◆ Action item
Hunt through the entries for the word "icon" and copy each line in which it appears.

[Given records — start]

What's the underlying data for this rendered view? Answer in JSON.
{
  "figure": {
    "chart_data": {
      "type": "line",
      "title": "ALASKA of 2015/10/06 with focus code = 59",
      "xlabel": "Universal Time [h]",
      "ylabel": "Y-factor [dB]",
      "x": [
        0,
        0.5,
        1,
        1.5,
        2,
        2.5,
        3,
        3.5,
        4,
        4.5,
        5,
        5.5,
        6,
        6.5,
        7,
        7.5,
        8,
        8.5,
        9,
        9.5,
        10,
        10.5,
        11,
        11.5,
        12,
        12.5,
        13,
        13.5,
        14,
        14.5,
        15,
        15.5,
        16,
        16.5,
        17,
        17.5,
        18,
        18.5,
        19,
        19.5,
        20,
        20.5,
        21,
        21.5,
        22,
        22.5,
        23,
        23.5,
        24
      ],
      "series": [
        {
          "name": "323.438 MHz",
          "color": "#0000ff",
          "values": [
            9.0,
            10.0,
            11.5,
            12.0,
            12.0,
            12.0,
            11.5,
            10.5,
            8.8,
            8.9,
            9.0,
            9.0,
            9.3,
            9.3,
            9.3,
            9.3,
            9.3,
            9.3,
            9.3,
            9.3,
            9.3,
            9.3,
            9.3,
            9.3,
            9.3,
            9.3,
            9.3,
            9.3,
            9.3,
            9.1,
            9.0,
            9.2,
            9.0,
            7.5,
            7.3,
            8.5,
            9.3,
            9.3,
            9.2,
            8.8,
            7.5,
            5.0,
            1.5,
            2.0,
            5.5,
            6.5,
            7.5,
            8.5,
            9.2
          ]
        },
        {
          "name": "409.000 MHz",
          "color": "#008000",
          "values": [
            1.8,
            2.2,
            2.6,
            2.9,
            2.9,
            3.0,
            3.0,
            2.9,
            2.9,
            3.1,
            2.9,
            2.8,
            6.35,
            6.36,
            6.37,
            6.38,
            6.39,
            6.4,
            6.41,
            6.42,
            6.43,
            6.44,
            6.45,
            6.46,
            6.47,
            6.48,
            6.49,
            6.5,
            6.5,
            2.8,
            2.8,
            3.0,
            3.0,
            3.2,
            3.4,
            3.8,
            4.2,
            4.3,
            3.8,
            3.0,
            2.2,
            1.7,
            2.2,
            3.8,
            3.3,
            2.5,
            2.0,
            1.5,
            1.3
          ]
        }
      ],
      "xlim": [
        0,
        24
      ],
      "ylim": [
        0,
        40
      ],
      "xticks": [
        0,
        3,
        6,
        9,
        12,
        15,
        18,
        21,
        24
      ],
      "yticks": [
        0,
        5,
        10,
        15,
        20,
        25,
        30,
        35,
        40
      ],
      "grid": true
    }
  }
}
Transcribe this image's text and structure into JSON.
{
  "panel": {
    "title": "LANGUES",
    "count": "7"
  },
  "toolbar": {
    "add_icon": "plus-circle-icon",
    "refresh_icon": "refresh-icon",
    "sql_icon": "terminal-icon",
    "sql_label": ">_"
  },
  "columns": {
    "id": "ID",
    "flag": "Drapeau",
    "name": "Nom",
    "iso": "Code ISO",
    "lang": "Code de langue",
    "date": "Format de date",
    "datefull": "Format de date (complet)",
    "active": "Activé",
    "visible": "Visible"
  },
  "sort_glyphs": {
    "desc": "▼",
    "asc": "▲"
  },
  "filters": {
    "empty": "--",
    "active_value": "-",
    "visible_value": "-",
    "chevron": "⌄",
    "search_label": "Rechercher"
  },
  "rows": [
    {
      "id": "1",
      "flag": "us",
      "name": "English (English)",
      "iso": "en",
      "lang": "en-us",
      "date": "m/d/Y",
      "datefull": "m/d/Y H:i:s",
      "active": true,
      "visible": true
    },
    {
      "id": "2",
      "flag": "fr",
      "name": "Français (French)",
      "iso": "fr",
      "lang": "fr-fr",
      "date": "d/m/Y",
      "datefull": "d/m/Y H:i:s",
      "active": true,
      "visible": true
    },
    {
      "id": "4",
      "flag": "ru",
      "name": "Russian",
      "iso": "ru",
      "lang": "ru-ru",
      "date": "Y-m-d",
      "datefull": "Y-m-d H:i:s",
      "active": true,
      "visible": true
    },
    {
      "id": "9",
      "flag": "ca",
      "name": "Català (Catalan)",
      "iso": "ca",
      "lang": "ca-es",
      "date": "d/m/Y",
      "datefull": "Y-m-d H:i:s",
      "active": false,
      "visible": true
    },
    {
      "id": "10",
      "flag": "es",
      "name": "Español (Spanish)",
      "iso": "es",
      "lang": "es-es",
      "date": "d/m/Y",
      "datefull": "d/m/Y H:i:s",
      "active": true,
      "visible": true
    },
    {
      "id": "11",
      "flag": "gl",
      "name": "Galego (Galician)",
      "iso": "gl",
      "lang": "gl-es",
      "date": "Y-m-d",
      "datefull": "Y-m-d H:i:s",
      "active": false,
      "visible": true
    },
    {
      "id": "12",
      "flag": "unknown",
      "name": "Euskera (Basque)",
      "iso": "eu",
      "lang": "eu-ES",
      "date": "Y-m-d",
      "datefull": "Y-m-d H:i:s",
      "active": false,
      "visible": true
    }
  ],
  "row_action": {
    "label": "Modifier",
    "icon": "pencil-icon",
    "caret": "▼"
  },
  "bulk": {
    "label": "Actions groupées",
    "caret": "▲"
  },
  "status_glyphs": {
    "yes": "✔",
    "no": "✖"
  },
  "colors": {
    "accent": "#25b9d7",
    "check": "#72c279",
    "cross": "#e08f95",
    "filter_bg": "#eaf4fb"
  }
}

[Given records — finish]

◆ Written answer
    "add_icon": "plus-circle-icon",
    "refresh_icon": "refresh-icon",
    "sql_icon": "terminal-icon",
    "icon": "pencil-icon",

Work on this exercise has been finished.